* _Brief_:
Find every line of the records that has "name" and return it.

#### Stored data

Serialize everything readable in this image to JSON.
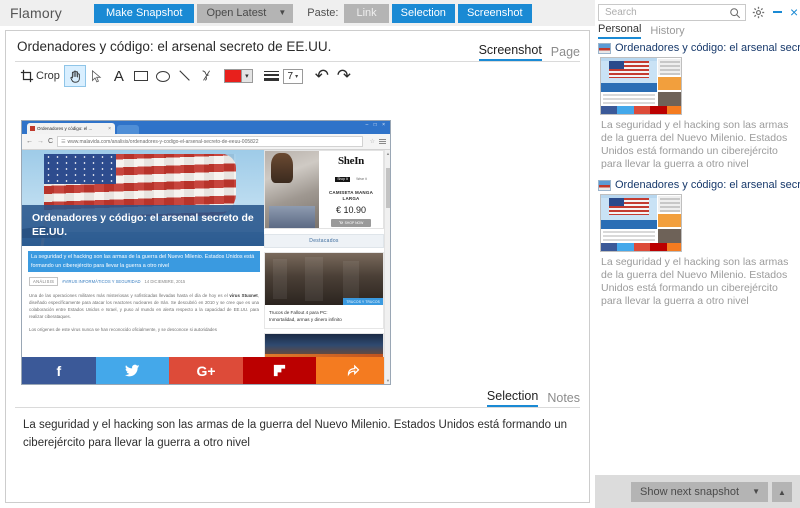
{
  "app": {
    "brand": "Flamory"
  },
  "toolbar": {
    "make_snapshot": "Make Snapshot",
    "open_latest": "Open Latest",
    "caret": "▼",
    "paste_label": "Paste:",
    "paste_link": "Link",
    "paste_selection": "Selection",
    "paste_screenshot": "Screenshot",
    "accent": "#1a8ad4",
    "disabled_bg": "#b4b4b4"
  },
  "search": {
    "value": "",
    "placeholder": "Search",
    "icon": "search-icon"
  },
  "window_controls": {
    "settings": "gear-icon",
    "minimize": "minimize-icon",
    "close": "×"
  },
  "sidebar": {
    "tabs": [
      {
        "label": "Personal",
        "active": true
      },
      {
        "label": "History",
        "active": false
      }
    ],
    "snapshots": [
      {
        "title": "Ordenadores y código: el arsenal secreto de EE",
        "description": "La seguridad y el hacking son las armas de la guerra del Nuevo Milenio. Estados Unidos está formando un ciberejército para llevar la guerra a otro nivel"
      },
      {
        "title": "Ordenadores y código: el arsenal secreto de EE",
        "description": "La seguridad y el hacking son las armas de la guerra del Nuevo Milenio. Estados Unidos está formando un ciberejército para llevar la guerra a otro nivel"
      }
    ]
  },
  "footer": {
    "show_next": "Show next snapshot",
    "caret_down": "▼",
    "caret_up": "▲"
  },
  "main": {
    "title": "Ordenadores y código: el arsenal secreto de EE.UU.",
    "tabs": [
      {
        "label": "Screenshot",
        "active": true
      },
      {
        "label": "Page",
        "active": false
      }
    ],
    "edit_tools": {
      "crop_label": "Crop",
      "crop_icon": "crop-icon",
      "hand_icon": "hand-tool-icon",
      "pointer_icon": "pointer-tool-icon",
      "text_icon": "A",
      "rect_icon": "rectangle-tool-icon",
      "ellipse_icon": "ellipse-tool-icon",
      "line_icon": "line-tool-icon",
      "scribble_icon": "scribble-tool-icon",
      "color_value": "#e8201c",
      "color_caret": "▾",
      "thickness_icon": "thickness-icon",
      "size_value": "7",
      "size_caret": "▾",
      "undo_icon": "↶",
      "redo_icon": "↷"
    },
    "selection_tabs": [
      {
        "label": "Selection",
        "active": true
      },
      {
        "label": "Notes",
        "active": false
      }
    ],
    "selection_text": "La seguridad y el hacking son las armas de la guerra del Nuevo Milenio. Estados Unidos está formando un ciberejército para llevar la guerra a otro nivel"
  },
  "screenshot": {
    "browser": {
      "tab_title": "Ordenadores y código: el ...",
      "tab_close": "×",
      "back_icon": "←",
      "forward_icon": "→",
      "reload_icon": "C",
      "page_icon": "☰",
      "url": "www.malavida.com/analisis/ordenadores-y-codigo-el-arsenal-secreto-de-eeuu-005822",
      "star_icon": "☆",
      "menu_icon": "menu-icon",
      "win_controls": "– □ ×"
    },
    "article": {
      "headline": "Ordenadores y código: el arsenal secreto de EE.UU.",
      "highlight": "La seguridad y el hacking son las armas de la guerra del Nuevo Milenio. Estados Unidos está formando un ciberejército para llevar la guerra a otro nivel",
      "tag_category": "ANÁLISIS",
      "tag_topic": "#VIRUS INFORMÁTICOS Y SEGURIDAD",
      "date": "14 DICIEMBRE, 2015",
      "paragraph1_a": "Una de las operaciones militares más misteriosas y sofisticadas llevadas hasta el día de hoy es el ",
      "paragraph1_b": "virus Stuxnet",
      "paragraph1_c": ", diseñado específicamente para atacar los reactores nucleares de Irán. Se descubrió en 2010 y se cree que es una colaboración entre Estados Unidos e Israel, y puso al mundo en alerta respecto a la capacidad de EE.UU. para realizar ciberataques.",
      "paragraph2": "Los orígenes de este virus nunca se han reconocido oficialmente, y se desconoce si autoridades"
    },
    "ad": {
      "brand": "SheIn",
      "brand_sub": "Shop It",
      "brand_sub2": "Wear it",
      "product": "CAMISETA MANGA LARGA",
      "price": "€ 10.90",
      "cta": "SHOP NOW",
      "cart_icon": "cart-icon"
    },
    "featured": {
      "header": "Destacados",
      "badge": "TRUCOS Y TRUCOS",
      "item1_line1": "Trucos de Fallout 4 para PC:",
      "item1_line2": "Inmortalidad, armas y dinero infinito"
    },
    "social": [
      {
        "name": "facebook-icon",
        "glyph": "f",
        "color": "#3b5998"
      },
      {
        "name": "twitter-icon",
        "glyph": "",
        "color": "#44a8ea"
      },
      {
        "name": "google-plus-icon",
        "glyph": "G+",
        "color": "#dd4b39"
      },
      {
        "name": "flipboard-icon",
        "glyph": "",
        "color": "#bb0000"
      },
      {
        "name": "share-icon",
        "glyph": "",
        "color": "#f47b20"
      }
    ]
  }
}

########

* _The answer_:
        "name": "facebook-icon",
        "name": "twitter-icon",
        "name": "google-plus-icon",
        "name": "flipboard-icon",
        "name": "share-icon",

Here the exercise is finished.